So, pastors and men who already have some level of theological training can immediately use what they are learning in the training program, receiving feedback on their practice. More importantly, they will be encouraged – from the very beginning of the training program – to teach their members what they are learning and to develop a local church-based soul care team.
Is bigger always better? What are the financial considerations? To what extent are the nationals taking ownership of the program both administratively and financially? Is there a “network of nationals,” especially national pastors, who can assume responsibility for a biblical counseling movement in their nation? How are such events or programs reported to our church or supporters?
These questions require thoughtful attention to the issue of strategic objective. Is the goal to expose people to biblical, sufficiency-based soul care? Or is the goal to train biblical soul care providers for the church, assist in developing healthy churches, and create national, culture-specific biblical counseling organizations in other nations?
The “emphasis” questions above help define what you’re doing and how you’re doing it. But the strategic objective plan must also envision and articulate the path that biblical counseling progress will follow toward its desired conclusion – why you will do it.
Organization, Then Counseling, Then Teaching?
Some ministries have followed this paradigm: One foreign national takes as little as a few biblical counseling-related classes (in person in America or online) and is then encouraged to launch a biblical counseling organization for his nation. This person will begin to counsel and will look for others in his nation that can be taught in the same way he was taught. Teaching conferences are then held to generate interest in biblical counseling among others.
Teaching, Then Churches, Then Organization?
Other ministries begin their international counseling training by conducting, in partnership with a known foreign national, multi-modular, usually annual, teaching conferences (events that lack requirements for continuation or a practicum). One goal of this activity is to discover pastors who will adopt a disciple-making church model that includes biblical counseling. Once some “anchor churches” are established, the discussion concerning a potential national organization can begin.
Training, Then Organization, Then Churches?
Another model begins with training through a more frequent series of modules that require the completion of between-session assignments and the practice of biblical counseling. During the training period, key leaders, usually in multiple training locations, are identified. These men are asked to initiate a culture-specific biblical counseling certifying organization that will serve and strengthen the churches in that nation.
The value and potential limitations of each of these avenues seems evident.

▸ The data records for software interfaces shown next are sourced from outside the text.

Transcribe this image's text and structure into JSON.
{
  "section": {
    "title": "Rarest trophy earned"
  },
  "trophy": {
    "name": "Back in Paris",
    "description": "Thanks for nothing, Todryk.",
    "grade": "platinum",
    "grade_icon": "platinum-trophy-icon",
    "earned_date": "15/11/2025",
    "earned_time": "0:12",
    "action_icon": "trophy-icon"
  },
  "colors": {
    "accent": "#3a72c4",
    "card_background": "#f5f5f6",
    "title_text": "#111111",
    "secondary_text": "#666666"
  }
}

In order to be as effective as possible, those involved in biblical counseling ministry must ask and answer the questions posed in this article.
Questions for Reflection

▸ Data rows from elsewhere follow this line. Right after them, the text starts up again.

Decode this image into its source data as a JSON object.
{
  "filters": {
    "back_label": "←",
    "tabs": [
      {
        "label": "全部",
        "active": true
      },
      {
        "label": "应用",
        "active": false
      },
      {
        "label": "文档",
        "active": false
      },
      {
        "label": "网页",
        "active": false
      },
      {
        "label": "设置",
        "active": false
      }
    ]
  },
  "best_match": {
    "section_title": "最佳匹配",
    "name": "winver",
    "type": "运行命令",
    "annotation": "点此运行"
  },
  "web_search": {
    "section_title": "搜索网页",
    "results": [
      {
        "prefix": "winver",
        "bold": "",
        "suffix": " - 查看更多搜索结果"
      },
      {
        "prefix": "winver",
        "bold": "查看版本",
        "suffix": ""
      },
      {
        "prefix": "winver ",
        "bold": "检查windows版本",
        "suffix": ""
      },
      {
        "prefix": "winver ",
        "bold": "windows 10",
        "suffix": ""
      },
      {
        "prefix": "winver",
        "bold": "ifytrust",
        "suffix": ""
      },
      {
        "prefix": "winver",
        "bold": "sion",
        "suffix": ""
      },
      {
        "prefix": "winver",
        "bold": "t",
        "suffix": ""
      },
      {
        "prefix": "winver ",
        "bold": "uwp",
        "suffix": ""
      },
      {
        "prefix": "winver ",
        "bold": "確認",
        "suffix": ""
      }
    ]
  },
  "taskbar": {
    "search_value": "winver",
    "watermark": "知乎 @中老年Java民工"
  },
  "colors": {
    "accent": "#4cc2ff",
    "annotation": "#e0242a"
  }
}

If you are involved in an international biblical counseling ministry, what is your emphasis and what is your desired outcome? What are some emphases or outcome paradigms that were missed in this article?

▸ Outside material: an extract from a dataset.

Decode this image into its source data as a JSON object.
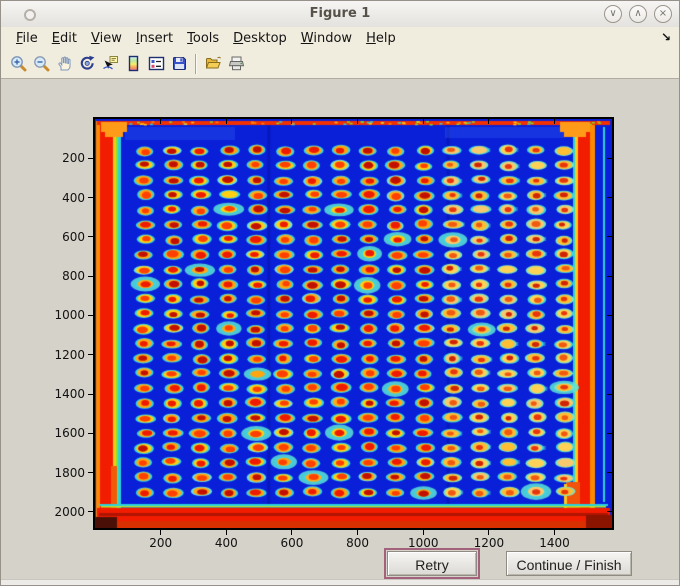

 Wayne A. Vanderwier, “Reflections on Doing International Biblical Counseling Training.”
 Bob Kellemen and Kevin Carson, Biblical Counseling and the Church: God’s Care Through God’s People (Grand Rapids: Zondervan, 2015), 274-275.
Wayne is the Executive Director of Overseas Instruction in Counseling, an international biblical counseling training ministry featuring both local church-based and graduate-level programs serving in more than 20 nations around the world. He is a Fellow of the Association of Certified Biblical Counselors, husband to Susie, father of five adult children, and “Opa” (because of his Dutch heritage) to nineteen grandchildren.